Recent announcements from the Department of Labor (DOL) and IRS suggest that additional guidance on two key issues under health reform may be forthcoming.

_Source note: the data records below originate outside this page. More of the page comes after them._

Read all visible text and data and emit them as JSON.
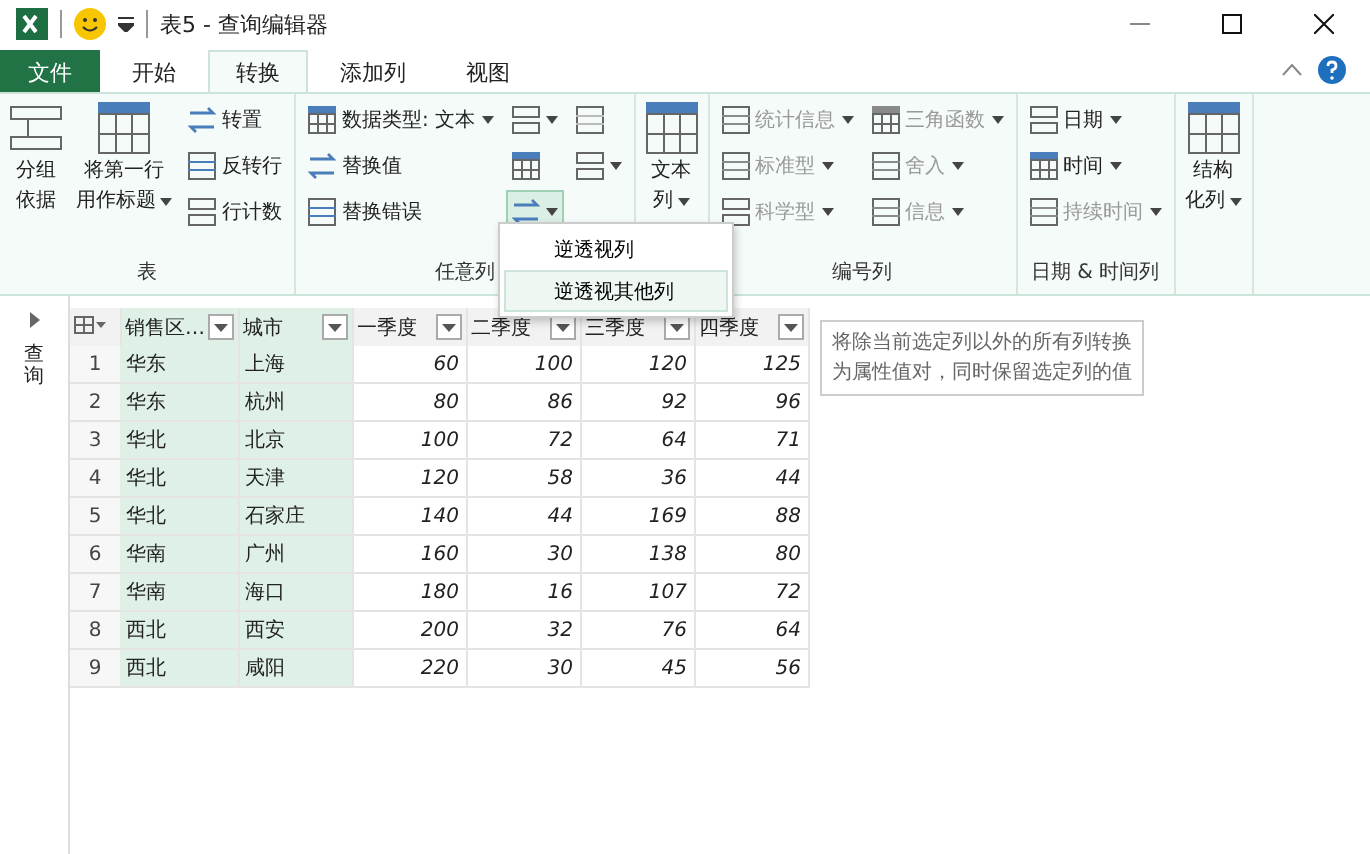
{
  "window": {
    "title": "表5 - 查询编辑器"
  },
  "tabs": [
    {
      "label": "文件",
      "kind": "file",
      "selected": false
    },
    {
      "label": "开始",
      "kind": "tab",
      "selected": false
    },
    {
      "label": "转换",
      "kind": "tab",
      "selected": true
    },
    {
      "label": "添加列",
      "kind": "tab",
      "selected": false
    },
    {
      "label": "视图",
      "kind": "tab",
      "selected": false
    }
  ],
  "ribbon": {
    "groups": [
      {
        "label": "表",
        "columns": [
          [
            {
              "kind": "large",
              "lines": [
                "分组",
                "依据"
              ],
              "dropdown": false,
              "disabled": false
            }
          ],
          [
            {
              "kind": "large",
              "lines": [
                "将第一行",
                "用作标题"
              ],
              "dropdown": true,
              "disabled": false
            }
          ],
          [
            {
              "kind": "small",
              "label": "转置",
              "dropdown": false,
              "disabled": false
            },
            {
              "kind": "small",
              "label": "反转行",
              "dropdown": false,
              "disabled": false
            },
            {
              "kind": "small",
              "label": "行计数",
              "dropdown": false,
              "disabled": false
            }
          ]
        ]
      },
      {
        "label": "任意列",
        "columns": [
          [
            {
              "kind": "small",
              "label": "数据类型: 文本",
              "dropdown": true,
              "disabled": false
            },
            {
              "kind": "small",
              "label": "替换值",
              "dropdown": false,
              "disabled": false
            },
            {
              "kind": "small",
              "label": "替换错误",
              "dropdown": false,
              "disabled": false
            }
          ],
          [
            {
              "kind": "icon",
              "dropdown": true,
              "disabled": false,
              "pressed": false
            },
            {
              "kind": "icon",
              "dropdown": false,
              "disabled": false,
              "pressed": false
            },
            {
              "kind": "icon",
              "dropdown": true,
              "disabled": false,
              "pressed": true
            }
          ],
          [
            {
              "kind": "icon",
              "dropdown": false,
              "disabled": true,
              "pressed": false
            },
            {
              "kind": "icon",
              "dropdown": true,
              "disabled": false,
              "pressed": false
            }
          ]
        ]
      },
      {
        "columns": [
          [
            {
              "kind": "large",
              "lines": [
                "文本",
                "列"
              ],
              "dropdown": true,
              "disabled": false
            }
          ]
        ]
      },
      {
        "label": "编号列",
        "columns": [
          [
            {
              "kind": "small",
              "label": "统计信息",
              "dropdown": true,
              "disabled": true
            },
            {
              "kind": "small",
              "label": "标准型",
              "dropdown": true,
              "disabled": true
            },
            {
              "kind": "small",
              "label": "科学型",
              "dropdown": true,
              "disabled": true
            }
          ],
          [
            {
              "kind": "small",
              "label": "三角函数",
              "dropdown": true,
              "disabled": true
            },
            {
              "kind": "small",
              "label": "舍入",
              "dropdown": true,
              "disabled": true
            },
            {
              "kind": "small",
              "label": "信息",
              "dropdown": true,
              "disabled": true
            }
          ]
        ]
      },
      {
        "label": "日期 & 时间列",
        "columns": [
          [
            {
              "kind": "small",
              "label": "日期",
              "dropdown": true,
              "disabled": false
            },
            {
              "kind": "small",
              "label": "时间",
              "dropdown": true,
              "disabled": false
            },
            {
              "kind": "small",
              "label": "持续时间",
              "dropdown": true,
              "disabled": true
            }
          ]
        ]
      },
      {
        "columns": [
          [
            {
              "kind": "large",
              "lines": [
                "结构",
                "化列"
              ],
              "dropdown": true,
              "disabled": false
            }
          ]
        ]
      }
    ]
  },
  "menu": {
    "items": [
      {
        "label": "逆透视列",
        "selected": false
      },
      {
        "label": "逆透视其他列",
        "selected": true
      }
    ]
  },
  "tooltip": {
    "text": "将除当前选定列以外的所有列转换为属性值对，同时保留选定列的值"
  },
  "queries_pane": {
    "label": "查询"
  },
  "table": {
    "columns": [
      {
        "label": "销售区…",
        "selected": true,
        "numeric": false
      },
      {
        "label": "城市",
        "selected": true,
        "numeric": false
      },
      {
        "label": "一季度",
        "selected": false,
        "numeric": true
      },
      {
        "label": "二季度",
        "selected": false,
        "numeric": true
      },
      {
        "label": "三季度",
        "selected": false,
        "numeric": true
      },
      {
        "label": "四季度",
        "selected": false,
        "numeric": true
      }
    ],
    "rows": [
      {
        "index": "1",
        "cells": [
          "华东",
          "上海",
          "60",
          "100",
          "120",
          "125"
        ]
      },
      {
        "index": "2",
        "cells": [
          "华东",
          "杭州",
          "80",
          "86",
          "92",
          "96"
        ]
      },
      {
        "index": "3",
        "cells": [
          "华北",
          "北京",
          "100",
          "72",
          "64",
          "71"
        ]
      },
      {
        "index": "4",
        "cells": [
          "华北",
          "天津",
          "120",
          "58",
          "36",
          "44"
        ]
      },
      {
        "index": "5",
        "cells": [
          "华北",
          "石家庄",
          "140",
          "44",
          "169",
          "88"
        ]
      },
      {
        "index": "6",
        "cells": [
          "华南",
          "广州",
          "160",
          "30",
          "138",
          "80"
        ]
      },
      {
        "index": "7",
        "cells": [
          "华南",
          "海口",
          "180",
          "16",
          "107",
          "72"
        ]
      },
      {
        "index": "8",
        "cells": [
          "西北",
          "西安",
          "200",
          "32",
          "76",
          "64"
        ]
      },
      {
        "index": "9",
        "cells": [
          "西北",
          "咸阳",
          "220",
          "30",
          "45",
          "56"
        ]
      }
    ]
  }
}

First, the DOL has issued a report describing the scope of benefits provided under a “typical employer plan.” This is important because substantial portions of the health reform law apply only to “essential health benefits,” a term which is defined by reference to whether the benefit is offered under a “typical employer plan.” For example, “essential health benefits” may not be subject to lifetime dollar limits and may only be subject to certain “restricted” annual dollar limits prior to 2014. In addition, only “qualified” policies of insurance may be offered under the state health exchanges scheduled to become operational under health reform by 2014. Status as a “qualified” policy requires, at a minimum, coverage of “essential health benefits” in a manner roughly comparable to that provided under a “typical employer plan.” The report summarizes various benefits (e.g., physical therapy, kidney services, infertility services) and coverage provisions (co-payments for physician and in-patient hospital visits) collected from approximately 36,000 private employers’ plans, including detailed information from a smaller sample of 3,900 employers. Although the report is only one factor that the Department of Health and Human Services will use in ultimately defining “essential health services,” it will likely be the primary factor.

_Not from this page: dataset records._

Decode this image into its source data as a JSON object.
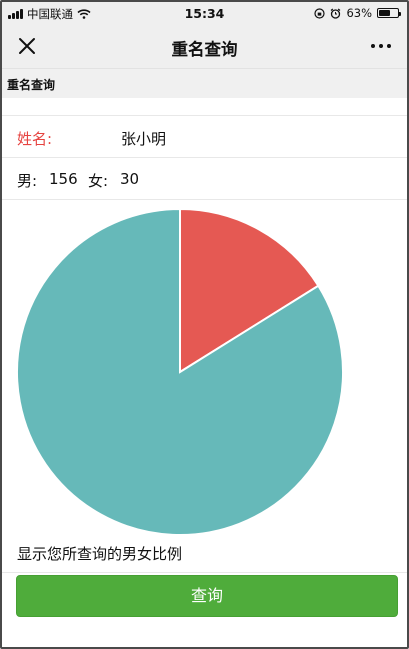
{
  "status_bar": {
    "carrier": "中国联通",
    "time": "15:34",
    "battery_text": "63%",
    "battery_level": 0.63
  },
  "nav": {
    "title": "重名查询",
    "close_icon": "close-icon",
    "more_icon": "more-icon"
  },
  "page_header": "重名查询",
  "form": {
    "name_label": "姓名:",
    "name_value": "张小明"
  },
  "counts": {
    "male_label": "男:",
    "male_value": "156",
    "female_label": "女:",
    "female_value": "30"
  },
  "chart_data": {
    "type": "pie",
    "slices": [
      {
        "label": "女",
        "value": 30,
        "color": "#e55953"
      },
      {
        "label": "男",
        "value": 156,
        "color": "#66b9b9"
      }
    ],
    "start_angle_deg": 0,
    "direction": "clockwise"
  },
  "caption": "显示您所查询的男女比例",
  "query_button": "查询",
  "colors": {
    "accent_green": "#4fac3b",
    "label_red": "#e64340",
    "nav_bg": "#efefef"
  }
}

Separately, IRS and the Department of Treasury have requested input from employers on how to define certain terms under health reform’s new “play-or-pay” rule (i.e., the “shared responsibility” or “employer mandate” rule). Under that rule, which also takes effect in 2014, employers with at least 50 “full-time employees” are subject to a “shared responsibility payment” (i.e., a penalty) if they do not offer their full-time employees “affordable” health coverage. Calculation of the fine is based partly on the number of full-time employees the employer has, and the term “full-time employee” includes any employee averaging at least 30 hours of service per week in a given month. In its request for comments, IRS has proposed allowing employers to use a “look back” period of at least three (but not more than 12) months to determine an employee’s “average” weekly hours. IRS also is requesting input on how the terms “employee” and “hours of service” should be defined with respect to seasonal employees and employees with irregular work schedules, among other people. Separately, IRS also is requesting comments on how health reform’s rule against group health plan waiting periods in excess of 90 days should be applied (for example, should non-consecutive periods of employment be combined for this purpose). Comments may be submitted via email to: Notice.email@example.com

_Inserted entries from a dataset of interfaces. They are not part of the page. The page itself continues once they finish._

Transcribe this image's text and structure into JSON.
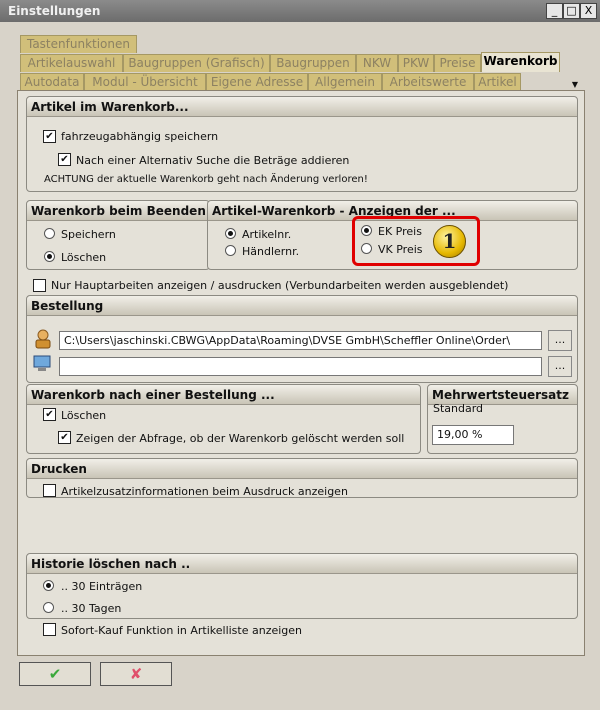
{
  "window": {
    "title": "Einstellungen",
    "controls": [
      "_",
      "□",
      "X"
    ]
  },
  "tabs": {
    "row1": [
      "Tastenfunktionen"
    ],
    "row2": [
      "Artikelauswahl",
      "Baugruppen (Grafisch)",
      "Baugruppen",
      "NKW",
      "PKW",
      "Preise",
      "Warenkorb"
    ],
    "row3": [
      "Autodata",
      "Modul - Übersicht",
      "Eigene Adresse",
      "Allgemein",
      "Arbeitswerte",
      "Artikel"
    ],
    "active": "Warenkorb"
  },
  "artikel_im_warenkorb": {
    "title": "Artikel im Warenkorb...",
    "fahrzeug": {
      "label": "fahrzeugabhängig speichern",
      "checked": true
    },
    "alternativ": {
      "label": "Nach einer Alternativ Suche die Beträge addieren",
      "checked": true
    },
    "warning": "ACHTUNG der aktuelle Warenkorb geht nach Änderung verloren!"
  },
  "warenkorb_beenden": {
    "title": "Warenkorb beim Beenden ...",
    "speichern": "Speichern",
    "loeschen": "Löschen",
    "selected": "Löschen"
  },
  "artikel_warenkorb_anzeige": {
    "title": "Artikel-Warenkorb - Anzeigen der  ...",
    "artikelnr": "Artikelnr.",
    "haendlernr": "Händlernr.",
    "ek": "EK Preis",
    "vk": "VK Preis",
    "badge": "1"
  },
  "nur_haupt": {
    "label": "Nur Hauptarbeiten anzeigen / ausdrucken (Verbundarbeiten werden ausgeblendet)",
    "checked": false
  },
  "bestellung": {
    "title": "Bestellung",
    "path": "C:\\Users\\jaschinski.CBWG\\AppData\\Roaming\\DVSE GmbH\\Scheffler Online\\Order\\",
    "path2": "",
    "browse": "..."
  },
  "nach_bestellung": {
    "title": "Warenkorb nach einer Bestellung ...",
    "loeschen": {
      "label": "Löschen",
      "checked": true
    },
    "abfrage": {
      "label": "Zeigen der Abfrage, ob der Warenkorb gelöscht werden soll",
      "checked": true
    }
  },
  "mwst": {
    "title": "Mehrwertsteuersatz",
    "standard": "Standard",
    "value": "19,00  %"
  },
  "drucken": {
    "title": "Drucken",
    "zusatz": {
      "label": "Artikelzusatzinformationen beim Ausdruck anzeigen",
      "checked": false
    }
  },
  "historie": {
    "title": "Historie löschen nach ..",
    "opt1": ".. 30 Einträgen",
    "opt2": ".. 30 Tagen",
    "selected": ".. 30 Einträgen"
  },
  "sofort": {
    "label": "Sofort-Kauf Funktion in Artikelliste anzeigen",
    "checked": false
  },
  "buttons": {
    "ok": "✔",
    "cancel": "✘"
  },
  "check_mark": "✔",
  "colors": {
    "tab_inactive": "#d1bf7a",
    "highlight": "#e00000",
    "ok": "#3aa83a",
    "cancel": "#e0506b"
  }
}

If you have questions regarding the information in this alert, please contact any of the attorneys in our Employee Benefits Practice Group.